Saturday, 16 May 2015

The Three Paint Battle!

 So last week I uploaded a video explaining the main differences and uses between the three main different types of paint used in makeup and special effects. There are many more such as inks and PAX paint, etc. But I'm not going into these today. If you want to see the full video, it's at the bottom of this post, but if not - I hope my little cheat sheet helps you! 


Mehron Water Activated Makeup Palette: Basic
  • These types of paint are activated and thinned using water, they're also removed by soap and water, baby wipes, anything will remove these really. 
  • They sweat off VERY easily. Although using setting/barrier sprays may help retain the wear.
  • This is the cheapest out of the three, and what I used to begin special effects with, they're like very very temporary versions of alcohol activated makeup if you want to compare it. Although it's not good for correcting skin tones and blending prosthetics, this is best for zombie makeups and bruises, things like that when your starting out, although I do find they look as if they sit on top of the skin, rather than dissolving into the skin like AAM, which isn't great for HD camera work, but for photography, it should be fine if there's a retoucher to create the realistic effect.

Kryolan Supracolor 24 Palette: N
  • I was so happy to get these when I did! They're the next step when doing FX and character makeups in my opinion, they're not activated by anything, they blend out nicely or can be applied thick, they can be set with translucent powders, eyeshadows and setting sprays. 
  • I've noticed these last one hell of alot better than the water activated paints but if not set correctly and not maintained, they will smudge off if you knock them. 
  • I'm not a fan of using these to blend prosthetics into the skin as I find they're too thick (although can be thinned with 99% alcohol) but I prefer filling in wounds with these and colours blend together nicely without getting too muddy to add a nice amount of depth. 
  • These are also fantastic for character and stage makeups due to the thickness of them - I've used these palettes completely on Panto Dames and Panto Villains before and they've held up really nicely and look great from a distance. Of course you can make effects with this look realistic, but you only need a VERY tiny amount, they're so pigmented, you won't believe it until you make the mistake of picking up loads of one colour.

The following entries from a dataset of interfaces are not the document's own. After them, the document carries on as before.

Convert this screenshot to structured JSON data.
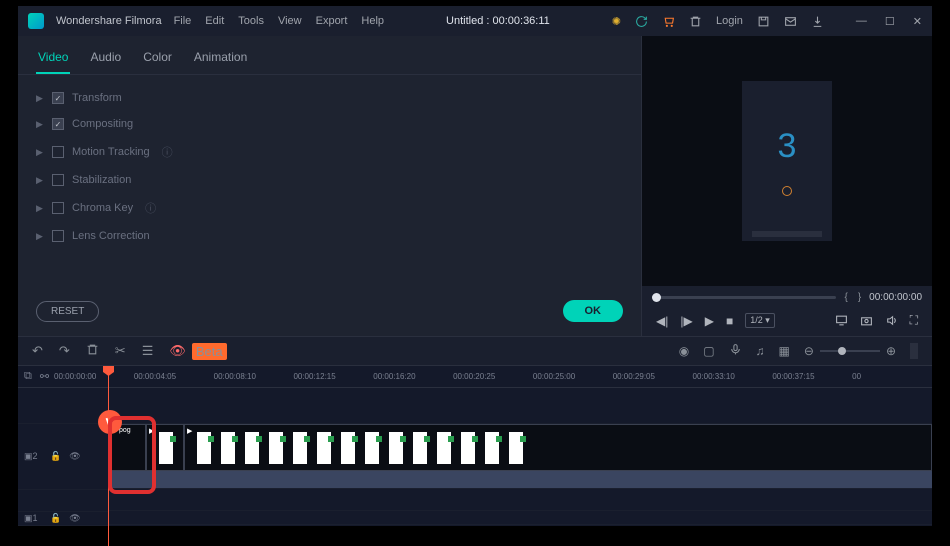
{
  "app": {
    "name": "Wondershare Filmora",
    "title": "Untitled : 00:00:36:11"
  },
  "menus": [
    "File",
    "Edit",
    "Tools",
    "View",
    "Export",
    "Help"
  ],
  "titlebar": {
    "login": "Login"
  },
  "tabs": [
    "Video",
    "Audio",
    "Color",
    "Animation"
  ],
  "props": [
    {
      "label": "Transform",
      "checked": true,
      "help": false
    },
    {
      "label": "Compositing",
      "checked": true,
      "help": false
    },
    {
      "label": "Motion Tracking",
      "checked": false,
      "help": true
    },
    {
      "label": "Stabilization",
      "checked": false,
      "help": false
    },
    {
      "label": "Chroma Key",
      "checked": false,
      "help": true
    },
    {
      "label": "Lens Correction",
      "checked": false,
      "help": false
    }
  ],
  "buttons": {
    "reset": "RESET",
    "ok": "OK"
  },
  "preview": {
    "number": "3",
    "timecode": "00:00:00:00",
    "open_brace": "{",
    "close_brace": "}",
    "speed": "1/2 ▾"
  },
  "toolbar2": {
    "beta": "Beta"
  },
  "ruler": {
    "marks": [
      "00:00:00:00",
      "00:00:04:05",
      "00:00:08:10",
      "00:00:12:15",
      "00:00:16:20",
      "00:00:20:25",
      "00:00:25:00",
      "00:00:29:05",
      "00:00:33:10",
      "00:00:37:15",
      "00"
    ]
  },
  "tracks": {
    "t2": "2",
    "t1": "1",
    "clip_label": "pog"
  }
}
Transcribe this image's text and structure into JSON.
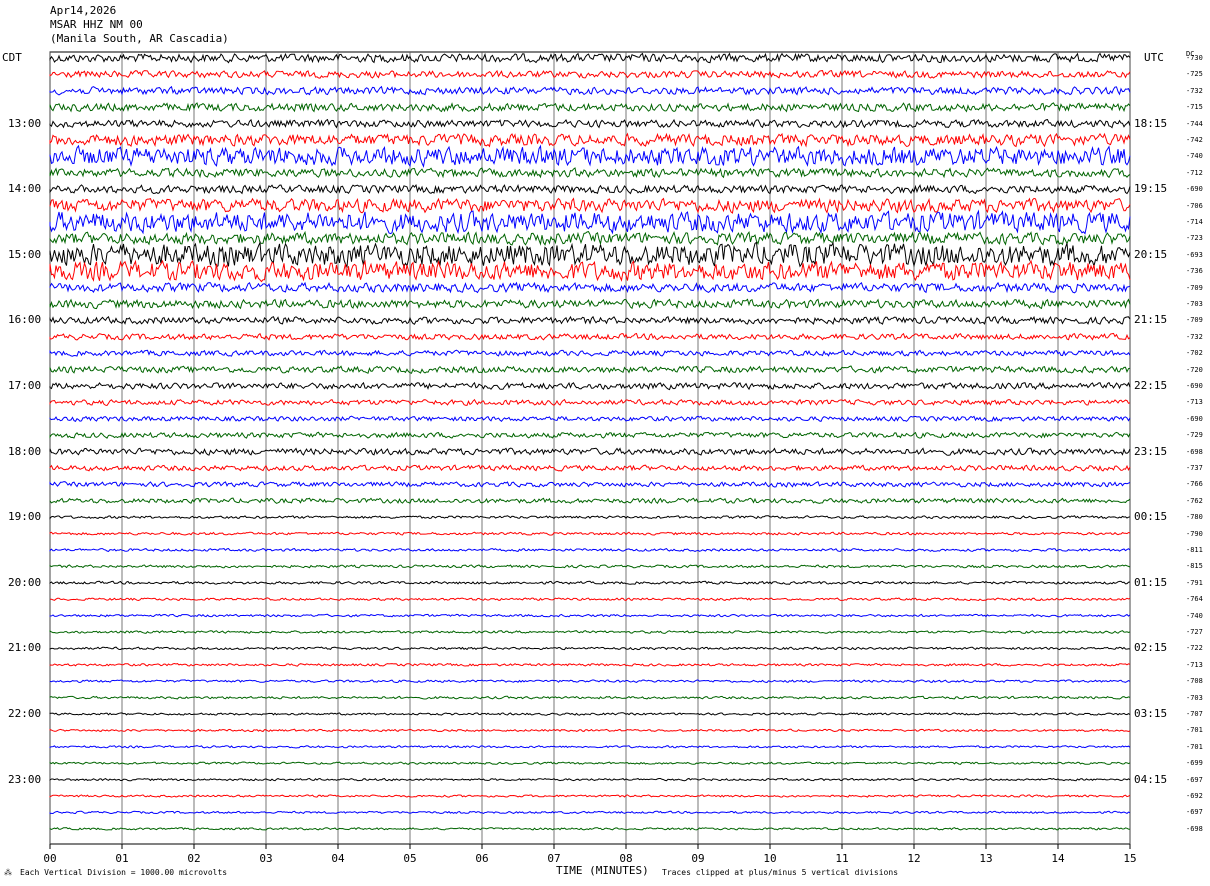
{
  "header": {
    "date": "Apr14,2026",
    "station": "MSAR HHZ NM 00",
    "location": "(Manila South, AR Cascadia)"
  },
  "tz_left": "CDT",
  "tz_right": "UTC",
  "dc_header": "DC",
  "footer": {
    "scale_note": "Each Vertical Division = 1000.00 microvolts",
    "clip_note": "Traces clipped at plus/minus 5 vertical divisions"
  },
  "chart_data": {
    "type": "line",
    "title": "Apr14,2026 MSAR HHZ NM 00 (Manila South, AR Cascadia)",
    "xlabel": "TIME (MINUTES)",
    "x_ticks": [
      "00",
      "01",
      "02",
      "03",
      "04",
      "05",
      "06",
      "07",
      "08",
      "09",
      "10",
      "11",
      "12",
      "13",
      "14",
      "15"
    ],
    "xlim": [
      0,
      15
    ],
    "trace_colors": [
      "#000000",
      "#ff0000",
      "#0000ff",
      "#006400"
    ],
    "rows_per_hour": 4,
    "left_time_labels": [
      "13:00",
      "14:00",
      "15:00",
      "16:00",
      "17:00",
      "18:00",
      "19:00",
      "20:00",
      "21:00",
      "22:00",
      "23:00"
    ],
    "right_time_labels": [
      "18:15",
      "19:15",
      "20:15",
      "21:15",
      "22:15",
      "23:15",
      "00:15",
      "01:15",
      "02:15",
      "03:15",
      "04:15"
    ],
    "dc_offsets": [
      "-730",
      "-725",
      "-732",
      "-715",
      "-744",
      "-742",
      "-740",
      "-712",
      "-690",
      "-706",
      "-714",
      "-723",
      "-693",
      "-736",
      "-709",
      "-703",
      "-709",
      "-732",
      "-702",
      "-720",
      "-690",
      "-713",
      "-690",
      "-729",
      "-698",
      "-737",
      "-766",
      "-762",
      "-780",
      "-790",
      "-811",
      "-815",
      "-791",
      "-764",
      "-740",
      "-727",
      "-722",
      "-713",
      "-708",
      "-703",
      "-707",
      "-701",
      "-701",
      "-699",
      "-697",
      "-692",
      "-697",
      "-698"
    ],
    "row_amplitude_divisions": [
      1.6,
      1.3,
      1.4,
      1.5,
      1.4,
      2.2,
      3.5,
      1.6,
      1.5,
      2.5,
      3.8,
      2.2,
      4.2,
      3.6,
      1.7,
      1.6,
      1.3,
      1.1,
      1.0,
      1.2,
      1.2,
      1.0,
      0.9,
      1.0,
      1.2,
      1.0,
      0.9,
      0.9,
      0.5,
      0.5,
      0.5,
      0.5,
      0.5,
      0.45,
      0.45,
      0.45,
      0.45,
      0.45,
      0.45,
      0.45,
      0.4,
      0.4,
      0.4,
      0.4,
      0.4,
      0.4,
      0.4,
      0.4
    ],
    "grid": true
  }
}
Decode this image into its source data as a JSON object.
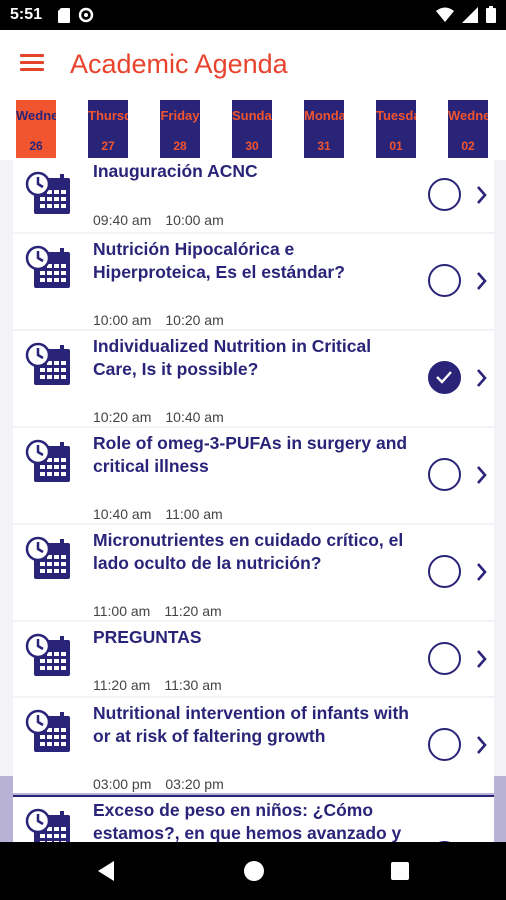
{
  "status_bar": {
    "time": "5:51",
    "left_icons": [
      "sd-card-icon",
      "data-saver-icon"
    ],
    "right_icons": [
      "wifi-icon",
      "signal-icon",
      "battery-icon"
    ]
  },
  "header": {
    "menu_icon": "hamburger-menu-icon",
    "title": "Academic Agenda",
    "accent_color": "#e8432c"
  },
  "days": [
    {
      "name": "Wednesday",
      "num": "26",
      "active": true
    },
    {
      "name": "Thursday",
      "num": "27",
      "active": false
    },
    {
      "name": "Friday",
      "num": "28",
      "active": false
    },
    {
      "name": "Sunday",
      "num": "30",
      "active": false
    },
    {
      "name": "Monday",
      "num": "31",
      "active": false
    },
    {
      "name": "Tuesday",
      "num": "01",
      "active": false
    },
    {
      "name": "Wednesday",
      "num": "02",
      "active": false
    }
  ],
  "events": [
    {
      "title": "Inauguración ACNC",
      "start": "09:40 am",
      "end": "10:00 am",
      "checked": false
    },
    {
      "title": "Nutrición Hipocalórica e Hiperproteica, Es el estándar?",
      "start": "10:00 am",
      "end": "10:20 am",
      "checked": false
    },
    {
      "title": "Individualized Nutrition in Critical Care, Is it possible?",
      "start": "10:20 am",
      "end": "10:40 am",
      "checked": true
    },
    {
      "title": "Role of omeg-3-PUFAs in surgery and critical illness",
      "start": "10:40 am",
      "end": "11:00 am",
      "checked": false
    },
    {
      "title": "Micronutrientes en cuidado crítico, el lado oculto de la nutrición?",
      "start": "11:00 am",
      "end": "11:20 am",
      "checked": false
    },
    {
      "title": "PREGUNTAS",
      "start": "11:20 am",
      "end": "11:30 am",
      "checked": false
    },
    {
      "title": "Nutritional intervention of infants with or at risk of faltering growth",
      "start": "03:00 pm",
      "end": "03:20 pm",
      "checked": false
    },
    {
      "title": "Exceso de peso en niños: ¿Cómo estamos?, en que hemos avanzado y",
      "start": "",
      "end": "",
      "checked": false
    }
  ],
  "colors": {
    "primary": "#2a2479",
    "accent": "#f0552f"
  },
  "nav": {
    "back_icon": "back-triangle-icon",
    "home_icon": "home-circle-icon",
    "recents_icon": "recents-square-icon"
  }
}
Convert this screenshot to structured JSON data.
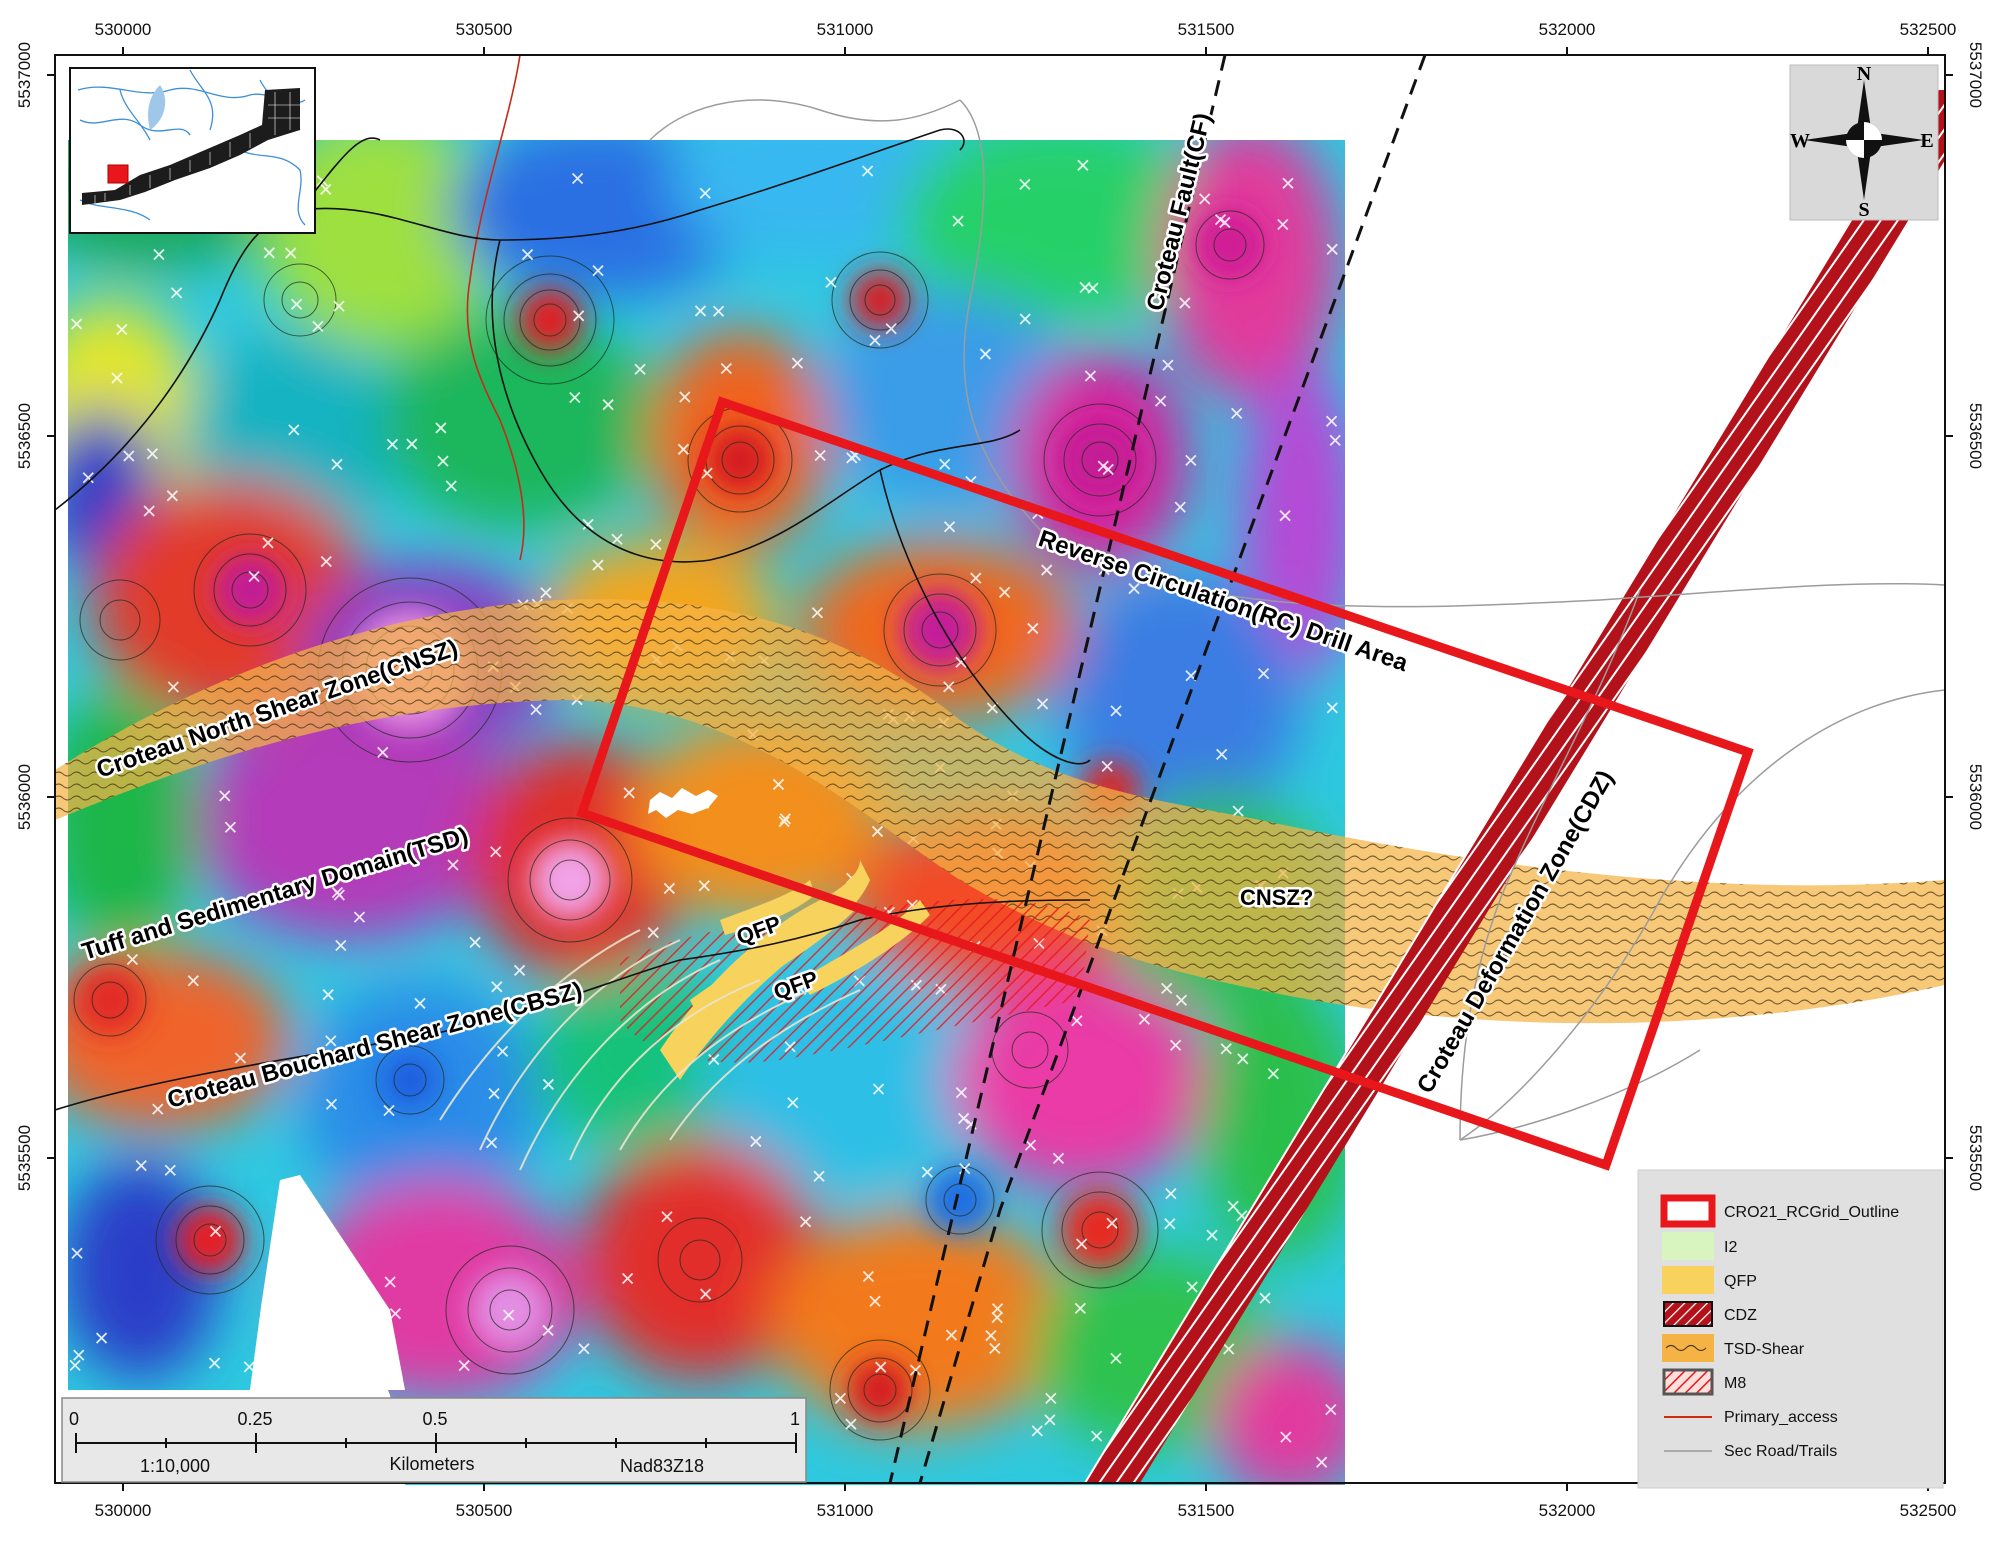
{
  "coords": {
    "x_ticks": [
      "530000",
      "530500",
      "531000",
      "531500",
      "532000",
      "532500"
    ],
    "y_ticks": [
      "5537000",
      "5536500",
      "5536000",
      "5535500"
    ]
  },
  "labels": {
    "cnsz": "Croteau North Shear Zone(CNSZ)",
    "tsd": "Tuff and Sedimentary Domain(TSD)",
    "cbsz": "Croteau Bouchard Shear Zone(CBSZ)",
    "rc_area": "Reverse Circulation(RC) Drill Area",
    "fault": "Croteau Fault(CF)",
    "cdz": "Croteau Deformation Zone(CDZ)",
    "cnsz_q": "CNSZ?",
    "qfp1": "QFP",
    "qfp2": "QFP"
  },
  "compass": {
    "n": "N",
    "s": "S",
    "e": "E",
    "w": "W"
  },
  "legend": {
    "items": [
      {
        "label": "CRO21_RCGrid_Outline",
        "color": "#e8171c"
      },
      {
        "label": "I2",
        "color": "#d8f5c0"
      },
      {
        "label": "QFP",
        "color": "#f7d25c"
      },
      {
        "label": "CDZ",
        "color": "#c8151a"
      },
      {
        "label": "TSD-Shear",
        "color": "#f5b345"
      },
      {
        "label": "M8",
        "color": "#e8171c"
      },
      {
        "label": "Primary_access",
        "color": "#d02a10"
      },
      {
        "label": "Sec Road/Trails",
        "color": "#999999"
      }
    ]
  },
  "scalebar": {
    "ticks": [
      "0",
      "0.25",
      "0.5",
      "1"
    ],
    "ratio": "1:10,000",
    "units": "Kilometers",
    "datum": "Nad83Z18"
  }
}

Mr Dashbo FX Alcohol Activated Makeup Palette: Bloody Hell 

  • These are the newest edition to my kit and already my favourite, due to the fact of how realistic they look on the skin, obviously not how I've swatched them but I was just showing that as an example, but I mean when used correctly. 
  • These don't sweat or smudge off once dry, they have to be removed with a prosthetic makeup remover, or on myself I just use 99% alcohol as my skin isn't sensitive too it, but I wouldn't recommend this on clients, give something like 'Ben Nye Bond Off!' a go, that should take it off.
  • These are fantastic for things that should look part of the skin, anything from bruises, to blending gelatine and silicone prosthetics. Just like the water activated paints, they can be diluted but with 99% alcohol, there's some examples of this in the swatches, and they can be diluted much more to make even thinner 'washes' that are very translucent.
  • I've learnt recently they can be used to realistically cover tattoos, but I'm yet to try this. 
  • These are great for HD film and TV work because of the way they blend into and become apart of the skin and look great in closeups when used correctly.
  • MOST alcohol activated makeup come with 'For Professional Use Only' printed somewhere on the packaging, this is mainly for health and safety as 99% alcohol can be very damaging to the skin and eyes. Please, if your not professional, do your research before using the palettes and really get to know the health and safety practises before using them on anyone other than yourself, don't use these around the eyes (use the greasepaint) - things like that. Accidents DO happen!
I hope this was somewhat a helpful read for anyone interested in FX/Character Makeup/Bodypainting and anyone who is new to the world of these paints, I hope you've learnt something and do feel free to ask me any questions you may have, I'd be more than happy to help! To see my video on these paints check the link below.